* **EXERCISE BRIEF**
Print the listing in full, keeping every line exactly as it is.

-- PROVIDED RECORDS follows --

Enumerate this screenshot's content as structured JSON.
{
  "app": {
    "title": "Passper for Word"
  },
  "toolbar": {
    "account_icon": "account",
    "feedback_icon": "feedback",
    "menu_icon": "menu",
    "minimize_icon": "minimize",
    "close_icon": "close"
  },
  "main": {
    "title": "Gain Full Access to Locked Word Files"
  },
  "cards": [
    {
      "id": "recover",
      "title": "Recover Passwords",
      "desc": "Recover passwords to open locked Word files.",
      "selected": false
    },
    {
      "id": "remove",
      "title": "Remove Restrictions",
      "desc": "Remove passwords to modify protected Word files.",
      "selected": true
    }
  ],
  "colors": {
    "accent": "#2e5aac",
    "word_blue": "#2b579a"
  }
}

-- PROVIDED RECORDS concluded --

* **EXPECTED ANSWER**
Enumerate this screenshot's content as structured JSON.
{
  "app": {
    "title": "Passper for Word"
  },
  "toolbar": {
    "account_icon": "account",
    "feedback_icon": "feedback",
    "menu_icon": "menu",
    "minimize_icon": "minimize",
    "close_icon": "close"
  },
  "main": {
    "title": "Gain Full Access to Locked Word Files"
  },
  "cards": [
    {
      "id": "recover",
      "title": "Recover Passwords",
      "desc": "Recover passwords to open locked Word files.",
      "selected": false
    },
    {
      "id": "remove",
      "title": "Remove Restrictions",
      "desc": "Remove passwords to modify protected Word files.",
      "selected": true
    }
  ],
  "colors": {
    "accent": "#2e5aac",
    "word_blue": "#2b579a"
  }
}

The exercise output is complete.